(Excerpts from an interface dataset)
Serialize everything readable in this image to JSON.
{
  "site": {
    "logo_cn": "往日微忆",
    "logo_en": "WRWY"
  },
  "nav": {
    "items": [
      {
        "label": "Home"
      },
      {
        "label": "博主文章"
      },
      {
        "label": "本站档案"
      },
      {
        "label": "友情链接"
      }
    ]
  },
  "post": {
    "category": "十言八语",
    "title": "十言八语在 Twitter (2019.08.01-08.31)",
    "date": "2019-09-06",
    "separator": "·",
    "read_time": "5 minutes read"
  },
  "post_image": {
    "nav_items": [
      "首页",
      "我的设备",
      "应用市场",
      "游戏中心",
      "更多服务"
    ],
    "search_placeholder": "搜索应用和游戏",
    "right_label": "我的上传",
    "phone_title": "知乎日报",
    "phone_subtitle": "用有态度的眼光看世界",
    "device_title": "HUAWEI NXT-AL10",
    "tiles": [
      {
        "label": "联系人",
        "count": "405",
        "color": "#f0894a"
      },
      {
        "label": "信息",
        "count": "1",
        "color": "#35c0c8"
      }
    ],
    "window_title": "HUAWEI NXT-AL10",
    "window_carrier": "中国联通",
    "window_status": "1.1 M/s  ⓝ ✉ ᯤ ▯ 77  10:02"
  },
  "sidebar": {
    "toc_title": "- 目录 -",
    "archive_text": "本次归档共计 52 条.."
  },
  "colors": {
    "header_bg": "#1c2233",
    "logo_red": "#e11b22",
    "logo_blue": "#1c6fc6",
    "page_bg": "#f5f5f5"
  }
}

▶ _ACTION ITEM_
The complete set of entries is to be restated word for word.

▶ _ANSWER TO THE PROBLEM_
Serialize everything readable in this image to JSON.
{
  "site": {
    "logo_cn": "往日微忆",
    "logo_en": "WRWY"
  },
  "nav": {
    "items": [
      {
        "label": "Home"
      },
      {
        "label": "博主文章"
      },
      {
        "label": "本站档案"
      },
      {
        "label": "友情链接"
      }
    ]
  },
  "post": {
    "category": "十言八语",
    "title": "十言八语在 Twitter (2019.08.01-08.31)",
    "date": "2019-09-06",
    "separator": "·",
    "read_time": "5 minutes read"
  },
  "post_image": {
    "nav_items": [
      "首页",
      "我的设备",
      "应用市场",
      "游戏中心",
      "更多服务"
    ],
    "search_placeholder": "搜索应用和游戏",
    "right_label": "我的上传",
    "phone_title": "知乎日报",
    "phone_subtitle": "用有态度的眼光看世界",
    "device_title": "HUAWEI NXT-AL10",
    "tiles": [
      {
        "label": "联系人",
        "count": "405",
        "color": "#f0894a"
      },
      {
        "label": "信息",
        "count": "1",
        "color": "#35c0c8"
      }
    ],
    "window_title": "HUAWEI NXT-AL10",
    "window_carrier": "中国联通",
    "window_status": "1.1 M/s  ⓝ ✉ ᯤ ▯ 77  10:02"
  },
  "sidebar": {
    "toc_title": "- 目录 -",
    "archive_text": "本次归档共计 52 条.."
  },
  "colors": {
    "header_bg": "#1c2233",
    "logo_red": "#e11b22",
    "logo_blue": "#1c6fc6",
    "page_bg": "#f5f5f5"
  }
}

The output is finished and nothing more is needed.